When I graduated from University, I had a lot of debt. I paid for my school myself and although I’d worked every summer and managed to save a good portion of my earnings, I still somehow managed to rack up $26,000 in student loans. After graduation, I bought a car. I wasn’t a complete dummy about it, I didn’t buy a new one, but I did still manage to spend around $12,000 on a lightly used VW Golf.
So, I went from University student making no debt payments, to recently graduated entry level worker devoting 25% of her paycheque every month to debt. I had $38,000 of it weighing on my shoulders. Then, I got this crazy idea that I was going to pay it all off.
This idea came to fruition from the best possible intentions. I knew that my job wasn’t overly secure, and I didn’t like the idea of having so many debt payments to make should I ever lose it. I also knew that I didn’t want to be over 30 and still paying off my student loans.
I started scheming ways to put more money towards my debt, in order to shorten my total time to debt freedom. The progress was slow going at first (and still is) and I quickly found myself losing motivation. The problem was, I wanted to be out of debt now, and I didn’t want to wait three or four years for all of this sacrifice and extra payments to pay off. Staying motivated was tough, but I’m happy to say I’m still on track with my debt repayment. Here’s what I’ve done to stay on the wagon:
Last year was my first full year of debt repayment. In order to stay motivated, I declared a goal to pay off $7,500 in debt principle. I declared it in a public form (on my blog) and then set about trying to achieve it. Setting this goal really motivated me to throw everything I had at my debt, and in the year 2012 I paid off $16,363 worth of debt.

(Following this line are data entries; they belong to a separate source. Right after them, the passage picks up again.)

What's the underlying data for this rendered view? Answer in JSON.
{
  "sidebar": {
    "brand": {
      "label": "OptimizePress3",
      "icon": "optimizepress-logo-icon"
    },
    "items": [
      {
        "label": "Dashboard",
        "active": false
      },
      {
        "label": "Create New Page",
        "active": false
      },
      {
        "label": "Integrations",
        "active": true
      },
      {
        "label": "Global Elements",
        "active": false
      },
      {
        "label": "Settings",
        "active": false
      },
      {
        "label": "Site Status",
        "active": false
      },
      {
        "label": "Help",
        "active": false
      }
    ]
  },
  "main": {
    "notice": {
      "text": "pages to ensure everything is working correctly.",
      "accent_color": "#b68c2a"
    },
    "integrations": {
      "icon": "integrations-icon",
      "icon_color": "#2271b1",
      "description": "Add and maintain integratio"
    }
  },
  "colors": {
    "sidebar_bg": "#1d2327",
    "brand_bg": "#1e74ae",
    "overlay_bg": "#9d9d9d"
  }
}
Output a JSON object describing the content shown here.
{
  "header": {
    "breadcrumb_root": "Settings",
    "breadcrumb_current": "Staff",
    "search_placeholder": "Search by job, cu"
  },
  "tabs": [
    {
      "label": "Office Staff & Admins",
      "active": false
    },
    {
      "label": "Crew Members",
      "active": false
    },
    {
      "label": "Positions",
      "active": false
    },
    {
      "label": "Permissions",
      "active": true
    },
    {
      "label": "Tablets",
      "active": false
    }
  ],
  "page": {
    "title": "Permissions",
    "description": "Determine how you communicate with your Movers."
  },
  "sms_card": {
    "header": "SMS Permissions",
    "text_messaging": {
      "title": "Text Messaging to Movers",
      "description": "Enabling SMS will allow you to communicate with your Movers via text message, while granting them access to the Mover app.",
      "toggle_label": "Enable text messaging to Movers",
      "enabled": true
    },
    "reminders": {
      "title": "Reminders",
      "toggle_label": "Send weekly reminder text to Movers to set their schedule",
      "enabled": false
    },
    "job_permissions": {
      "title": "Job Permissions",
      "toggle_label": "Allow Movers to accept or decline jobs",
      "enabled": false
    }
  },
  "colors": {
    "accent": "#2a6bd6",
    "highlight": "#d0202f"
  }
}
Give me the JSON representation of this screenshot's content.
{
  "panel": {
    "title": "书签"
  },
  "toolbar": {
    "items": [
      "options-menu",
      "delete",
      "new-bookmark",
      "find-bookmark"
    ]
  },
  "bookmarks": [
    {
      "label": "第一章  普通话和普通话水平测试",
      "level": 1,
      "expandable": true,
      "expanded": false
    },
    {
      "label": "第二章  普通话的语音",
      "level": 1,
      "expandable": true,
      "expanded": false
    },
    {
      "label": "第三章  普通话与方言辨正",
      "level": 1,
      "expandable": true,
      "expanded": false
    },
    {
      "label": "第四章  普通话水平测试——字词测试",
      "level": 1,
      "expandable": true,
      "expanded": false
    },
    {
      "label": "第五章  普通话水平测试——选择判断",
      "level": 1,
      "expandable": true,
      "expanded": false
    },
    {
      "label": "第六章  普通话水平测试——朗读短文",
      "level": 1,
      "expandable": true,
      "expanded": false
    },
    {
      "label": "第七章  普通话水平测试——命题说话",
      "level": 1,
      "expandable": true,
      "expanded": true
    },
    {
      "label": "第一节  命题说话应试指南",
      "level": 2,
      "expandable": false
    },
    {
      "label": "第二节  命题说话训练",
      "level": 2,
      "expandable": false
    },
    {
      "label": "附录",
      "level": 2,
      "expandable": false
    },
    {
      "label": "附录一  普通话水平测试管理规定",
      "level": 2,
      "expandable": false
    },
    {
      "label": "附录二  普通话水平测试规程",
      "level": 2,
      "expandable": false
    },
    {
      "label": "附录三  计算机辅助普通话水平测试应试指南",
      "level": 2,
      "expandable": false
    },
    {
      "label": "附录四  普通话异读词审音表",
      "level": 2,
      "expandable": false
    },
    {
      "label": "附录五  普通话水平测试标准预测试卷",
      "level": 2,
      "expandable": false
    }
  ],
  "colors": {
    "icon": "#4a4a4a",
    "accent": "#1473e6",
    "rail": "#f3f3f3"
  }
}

Setting yearly goals is all well and good, but they take a long time to reach. Due to this, I also made sure to make a huge deal about achieving shorter term goals. Every time either my student loan, my car loan, or my total debt owing decreased by $1,000, I would make sure to crow about it in my monthly net worth updates. Zeroing in on this progress really highlighted the fact that I was making progress, and that I wasn’t throwing away over half of my total income on extra debt payments, to no avail.
Keep a Debt Repayment Timeline
I have an excel spreadsheet that I use to calculate my date to debt freedom. It breaks down my debt owing by month, from today until the day I’m debt free. It includes the daily and monthly interest charges, as well as regular and extra payments I make or am planning on making. This spreadsheet is completely customizable and every time I make an extra $100 from staff writing or my Mom gives me a couple of bucks for my birthday, I add that to my debt payments, so I can watch my debt free date inch closer and closer to the present.
When I first started messing with my debt repayment schedule spreadsheet, it projected my debt free date to be in 2015. Now, I might be able to pull off debt freedom by the end of 2013.
I also keep a separate, “best case scenario” spreadsheet that includes things that I can’t really predict with 100% certainty. In this spreadsheet I include projected raises, tax returns, bonuses, freelance income, etc. This spreadsheet shows me how quickly I could get out of debt if everything works out perfect, and motivates me to keep throwing everything I possibly have at my student loans.
Know Your Daily Interest Charge
When I first started paying my student loans back, I was paying a $26,720 balance at 5.5% interest. That works out to about $4.10 per day in interest charges. That’s so much money to just throw away every single day. Now, it’s down to $0.77 per day. Much more reasonable, but still a lot worse than $0 per day. Knowing that I was throwing away so much money on interest charges is a huge motivator to get rid of that debt as fast as possible.
Keep Your Eye on the Ball
The main reason I want to be out of debt is freedom. I want the freedom to travel if I want without worrying about making my debt payments. I want the freedom to quit my job if I’m unhappy without fear of defaulting on my loans. I want the freedom to invest my money and develop a comfortable cushion to fall back on, instead of worrying, constantly, that the floor is about to drop out beneath me and my debt is going to pull me under. I want that freedom, and making the sacrifices I’ve made in the past 16 months to pay down almost $25,000 of my debt in 16 months on a recent graduate’s income will be worth it.
I’ve got $13,182.00 left to go. Motivation, don’t fail me now.